Date of Award
Bachelor of Business Honours
School of Business
Faculty of Business
Public subsidisation of child care has increased steadily over it's 20 year history, corresponding with increases in the rate of labour force participation of mothers. This research seeks to determine if labour force participation is driven by provision of child care or if the supply of child care is driven by demand of Mothers participating in the labour force. Much of the Australian research of mothers' labour force participation does not take account for the provision or use of child care, yet all find the presence of children in the family as having a major impact on the labour force decisions of mothers (Rosa, 1986; Beggs & Chapman, 1988; Rosa & Saunders, 1993). In her 1993 study Corbett found
Evidence supporting participation being driven by child care provision. This Research is guided by Corbett's study, seeking to confirm her results and search for differences in this relationship between child care and full- and part-time participation. The labour force participation of mothers is analysed as part-time and full-time participation to differentiate between the characteristics of these two groups of mothers identified in previous studies (Ross. 1986; Beggs & Chapman, 1988; Ross & Saunders. 1993). Time series analysis of labour market participation for mothers was conducted using child care supply as an explanatory variable and of child care demand using labour market participation as an explanatory variable. Results do not confirm Corbett’s (1993) findings of a relationship favouring child care driven participation. This research finds equal evidence of support for both relationships, with mothers’ part-time participation being a more significant variable than full-time participation in both relationships.

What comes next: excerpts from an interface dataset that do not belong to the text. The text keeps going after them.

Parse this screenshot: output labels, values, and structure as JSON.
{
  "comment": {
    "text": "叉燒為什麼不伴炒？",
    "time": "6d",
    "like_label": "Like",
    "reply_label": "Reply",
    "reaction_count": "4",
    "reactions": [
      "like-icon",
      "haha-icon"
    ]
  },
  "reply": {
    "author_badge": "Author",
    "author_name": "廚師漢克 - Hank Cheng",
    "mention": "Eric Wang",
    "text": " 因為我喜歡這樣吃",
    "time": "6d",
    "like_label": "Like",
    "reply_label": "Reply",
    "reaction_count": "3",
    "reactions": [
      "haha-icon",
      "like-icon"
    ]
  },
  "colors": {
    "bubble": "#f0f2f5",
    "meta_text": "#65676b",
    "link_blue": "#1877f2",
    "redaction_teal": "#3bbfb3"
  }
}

Sherry, G. (1994). Mothers' Labour Force Participation Decisions and Child Care Provision in Australia. Retrieved from http://ro.ecu.edu.au/theses_hons/1458